a result of the natural wear and tear that occurs
with aging, certain parts of the spine start to
degenerate and wear out, as we grow older. This
process makes some of the anatomic structures
of the spine, the bones, intervertebral discs,
ligaments, and muscles less flexible and less
resistant to injury.
Spondylolysis is a defect
in the lamina of the vertebrae in the pars interarticularis,
usually the fourth or the fifth lumbar vertebrae
in the lower (lumbar) spine. Spondylolysis may
occur as a congenital defect or be the result
of repetitive trauma. Some physicians believe
spondylolysis may be caused by genetics, and that
someone could be born with thin vertebral bones
causing them to be vulnerable to the condition.
Spondylolysis is common in teenage gymnasts and
football players, and presents with lower back
pain that is worse with strenuous exercise or
activity. Radiographic findings are subtle, but
bone scans or CT scans will usually detect the
lesion. Activity modification, bracing, or surgical
treatment may be indicated for persistent symptoms.
Spondylolysis is a prerequisite
for spondylolisthesis. Spondylolisthesis occurs
when spondylolysis weakens one of the vertebrae
so much that the bone slips out of place. The
condition can also be caused by degenerative disc
disease. If the vertebrae slip too much and begin
to press on nerves, surgery may become necessary.
Spondylolisthesis may also be caused by degenerative
conditions that affect the vertebral joints, such
as cerebral palsy.
Early treatment usually
involves rest and medication.

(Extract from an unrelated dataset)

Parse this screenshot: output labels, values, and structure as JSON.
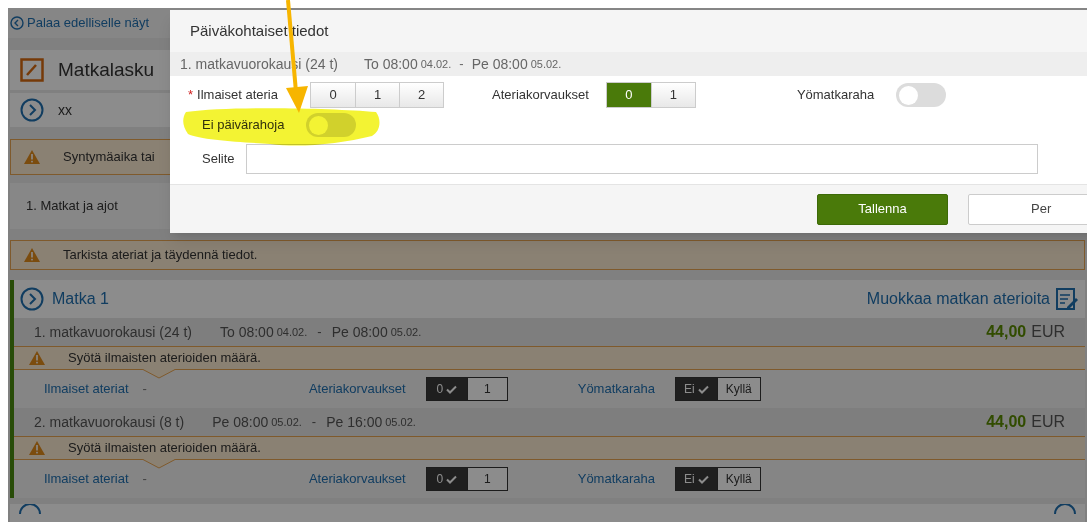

Progressive spondylolisthesis
usually requires surgical treatment.
Most acute pain in the
back results from sustaining a mild strain in
the back or back musculature. Sprains and strains
in your lower back usually happen during a sudden
and stressful injury, causing stretching or tearing
of the muscles, tendons, or ligaments in your
lower back. When you strain or sprain your lower
back it causes a lot of stress on your spine,
irritating it. If you have this condition you
may also suffer from painful muscle spasms which
can occur during your daily activities or at night
while you're sleeping. The pain is usually limited
to five or ten days.
Sciatica is the descriptive
term for when pain runs from your back or buttocks
down your leg and into your foot It is a condition
caused by either compression or trauma of the
sciatic nerve. Sciatica is made worse when you
cough or if someone lifts your leg up while you
are laying down. Symptoms may begin abruptly or
gradually, are usually irritated by movement,
and often grow worse at night. Sciatica implies
that there is an irritation of your nerve root
in the lower part of your spine. In some instances,
this could be due to a ruptured or herniated disc
in your lower back.
A herniated ("slipped")
or ruptured disc in your back can cause each of
these pain patterns. The ways in which a slipped
disc causes different pain patterns and problems
with your back is related to the location of the
slipped disc along your spine, and also to the
anatomy of your spinal column. The spinal column,
or backbone, consists of 33 bones (vertebrae)
and can be divided into five segments, called
the cervical, thoracic, lumbar, sacral, and coccygeal
sections of the spine. Each of these sections
corresponds to a particular part of your body.
The cervical spine is that part of the spine in
your neck, the thoracic spine supports your trunk,
the lumbar spine supports your lower back and
abdomen, the sacrum supports your pelvis, and
the coccyx is your tailbone.
Stenosis produces a dull,
aching pain in the lower back when standing or
walking. The pain usually radiates down into the
buttocks and thighs, and can be relieved by stopping
to rest, or by using a walker or a shopping cart
in the grocery store. These symptoms usually slowly
get worse over time, and people who suffer from
spinal stenosis will notice a slow decrease in
their ability to walk shorter and shorter distances.
Lumbar stenosis is a natural product of aging,
and the wear and tear on the spine throughout
our lives. As our bodies grow older, the ligaments
and bones that make up the spine grow thicker
and become stiffer. The spinal canal gradually
narrows, and the spinal cord is slowly compressed.
The lack of space interferes with the normal function
of the spinal cord and the body becomes less able
to function normally.